While it made for great TV, what most clips don't show you was all the work Armstrong's team had put in to get their leader to that point. They were the strongest team and set a pace that was too much for the other riders. Armstrong had to do very little extra as his team set a pace he could maintain, but forced others to try and keep up. It made trying to attack very difficult and eventually left Ullrich without any teammates. By the time they reached that pivotal moment, Ullrich had been forced to follow a pace other than his own, which left him vulnerable at just the right time. Armstrong's team set up the move, and Armstrong made it happen.

Magic is often the same way. While you don't have a teammate who is setting the pace, there are other players who are using their assets to attack and still others using assets to keep those players under control. Ideally, all of this will be setting up for the moment when you are ready to strike and no one will be able to handle what you are doing. Whether it is the decisive Wrath or perfect combination of cards that give you the win, the timing of the play is as important as the play itself. Having others use assets help to keep opponents under control, all while weakening them for just the right moment. I have lost too many games because I was forced to respond to too many early plays and simply didn't have the resources available when the moment was right for me to strike. Using the other players as assets so you can reduce your efforts is key to winning more games.

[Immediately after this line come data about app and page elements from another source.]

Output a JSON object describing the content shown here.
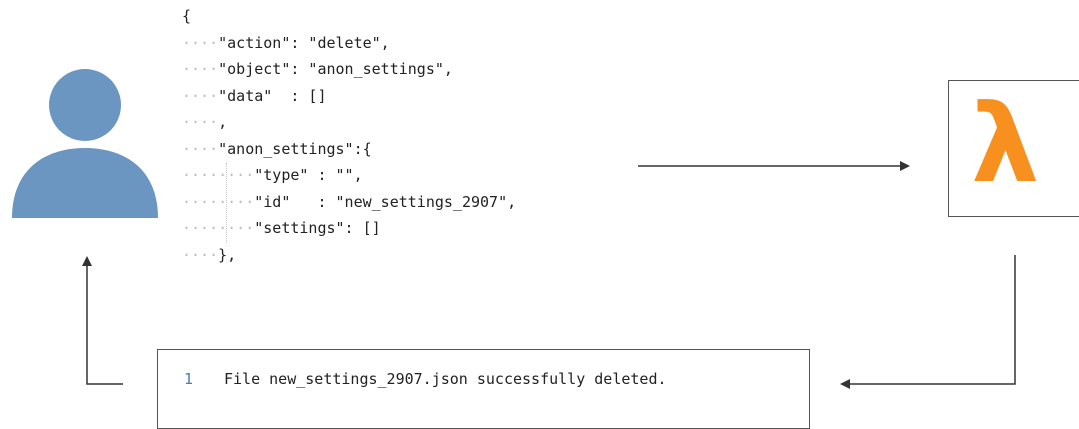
{
  "request_payload": {
    "lines": [
      {
        "indent": 0,
        "text": "{"
      },
      {
        "indent": 1,
        "text": "\"action\": \"delete\","
      },
      {
        "indent": 1,
        "text": "\"object\": \"anon_settings\","
      },
      {
        "indent": 1,
        "text": "\"data\"  : []"
      },
      {
        "indent": 1,
        "text": ","
      },
      {
        "indent": 1,
        "text": "\"anon_settings\":{"
      },
      {
        "indent": 2,
        "text": "\"type\" : \"\","
      },
      {
        "indent": 2,
        "text": "\"id\"   : \"new_settings_2907\","
      },
      {
        "indent": 2,
        "text": "\"settings\": []"
      },
      {
        "indent": 1,
        "text": "},"
      }
    ]
  },
  "lambda": {
    "glyph": "λ",
    "color": "#F7901E"
  },
  "user": {
    "icon": "user-icon",
    "color": "#6b96c1"
  },
  "response": {
    "line_number": "1",
    "message": "File new_settings_2907.json successfully deleted."
  }
}
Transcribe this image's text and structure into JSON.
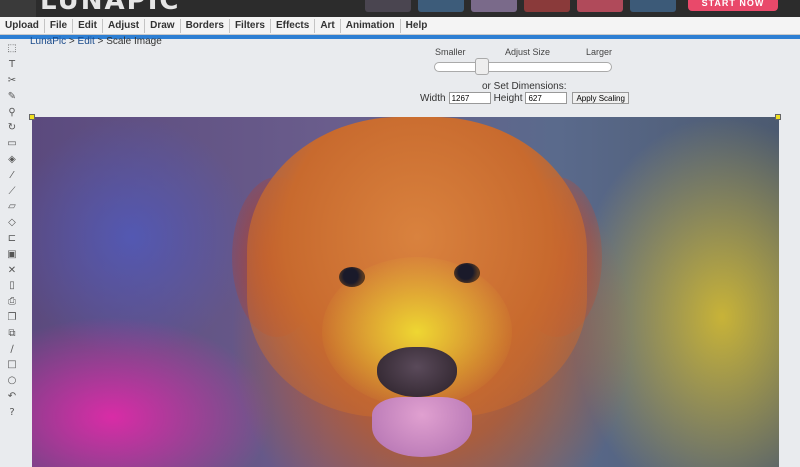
{
  "app": {
    "logo_text": "LUNAPIC",
    "start_button": "START NOW"
  },
  "menu": [
    "Upload",
    "File",
    "Edit",
    "Adjust",
    "Draw",
    "Borders",
    "Filters",
    "Effects",
    "Art",
    "Animation",
    "Help"
  ],
  "breadcrumb": {
    "home": "LunaPic",
    "sep1": " > ",
    "section": "Edit",
    "sep2": " > ",
    "current": "Scale Image"
  },
  "scale": {
    "label_smaller": "Smaller",
    "label_adjust": "Adjust Size",
    "label_larger": "Larger",
    "set_dimensions": "or Set Dimensions:",
    "width_label": "Width",
    "width_value": "1267",
    "height_label": "Height",
    "height_value": "627",
    "apply_label": "Apply Scaling",
    "slider_position": 0.25
  },
  "colors": {
    "menu_accent": "#2d7fd3",
    "start_button": "#e9496a",
    "breadcrumb_link": "#1a4a8a"
  },
  "toolbar_icons": [
    {
      "name": "select-icon",
      "glyph": "⬚"
    },
    {
      "name": "text-icon",
      "glyph": "T"
    },
    {
      "name": "scissors-icon",
      "glyph": "✂"
    },
    {
      "name": "pencil-icon",
      "glyph": "✎"
    },
    {
      "name": "magnify-icon",
      "glyph": "⚲"
    },
    {
      "name": "rotate-icon",
      "glyph": "↻"
    },
    {
      "name": "crop-icon",
      "glyph": "▭"
    },
    {
      "name": "paint-bucket-icon",
      "glyph": "◈"
    },
    {
      "name": "eyedropper-icon",
      "glyph": "⁄"
    },
    {
      "name": "brush-icon",
      "glyph": "⟋"
    },
    {
      "name": "folder-icon",
      "glyph": "▱"
    },
    {
      "name": "eraser-icon",
      "glyph": "◇"
    },
    {
      "name": "open-folder-icon",
      "glyph": "⊏"
    },
    {
      "name": "save-icon",
      "glyph": "▣"
    },
    {
      "name": "close-icon",
      "glyph": "✕"
    },
    {
      "name": "new-file-icon",
      "glyph": "▯"
    },
    {
      "name": "print-icon",
      "glyph": "⎙"
    },
    {
      "name": "layers-icon",
      "glyph": "❐"
    },
    {
      "name": "copy-icon",
      "glyph": "⧉"
    },
    {
      "name": "line-icon",
      "glyph": "∕"
    },
    {
      "name": "rectangle-icon",
      "glyph": "□"
    },
    {
      "name": "circle-icon",
      "glyph": "○"
    },
    {
      "name": "undo-icon",
      "glyph": "↶"
    },
    {
      "name": "help-icon",
      "glyph": "?"
    }
  ]
}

Appearances are Deceiving

Finally, both the Tour and Commander are deceiving. You'll often see a team leader laboring hard. They will make it appear they are having a bad day or perhaps something happened the day before, and they appear to be showing the effects of it the next day. If a rider made a big effort the day before or crashed and suffered some injury, you will often see them suffer the next day. Or at least appear to suffer. They manage to stay with the group but stay at the back and don't do any of the work leading the group or trying to chase down attacks, encouraging everyone to believe they don't have the energy or just aren't capable of doing it. Then when they think everyone else has been softened up attacking or chasing down attacks, they will take off themselves!

This "playing possum" is commonly seen in Commander games. Players will display a board state with minimal threats or appear mana-screwed. Others will play lands and minimal defenses, acting disgusted that they aren't finding anything interesting in their deck, while they build up cards and prepare for an alpha strike. Other players have the choice of attacking this weak player or going after a player that will likely win the game if left unchecked. Not surprisingly, they go after the strong player to stop them from winning, with the expectation that they can mop up the weaker player quickly at the end.

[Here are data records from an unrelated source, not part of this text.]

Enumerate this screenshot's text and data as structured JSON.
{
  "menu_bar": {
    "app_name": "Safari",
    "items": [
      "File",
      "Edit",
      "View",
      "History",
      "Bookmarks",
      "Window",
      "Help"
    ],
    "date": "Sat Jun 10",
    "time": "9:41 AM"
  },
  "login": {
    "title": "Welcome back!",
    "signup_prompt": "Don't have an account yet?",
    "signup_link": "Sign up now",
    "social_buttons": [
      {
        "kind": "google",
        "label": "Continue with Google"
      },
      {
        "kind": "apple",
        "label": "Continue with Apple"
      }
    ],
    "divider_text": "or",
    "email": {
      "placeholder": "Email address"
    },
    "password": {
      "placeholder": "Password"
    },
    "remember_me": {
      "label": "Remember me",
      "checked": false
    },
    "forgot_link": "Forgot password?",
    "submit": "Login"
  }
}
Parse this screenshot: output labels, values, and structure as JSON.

This sort of acting is all part of the game in both events. Some team leaders know that their team isn't strong enough to take control of the Tour, so they use other methods to save their team for a single moment. Other times it is just solid strategy to not lead, as it forces other teams to use up their assets to try and keep the lead while the team leader and the rest of the team can save itself for other days. This is no different than choosing not to play a game-changing spell early, knowing it will make you a target early on and force you to defend against everyone attacking you. It will force you to expend your assets while someone else is accumulating theirs!

I love the team strategies at the Tour de France and applying them to my Commander games. If we remember that we are playing Magic with other players who aren't always opponents, the assets at our disposal increase and our opportunities for uninterrupted, big, game-winning moments, goes way up!

Bruce Richard

@manaburned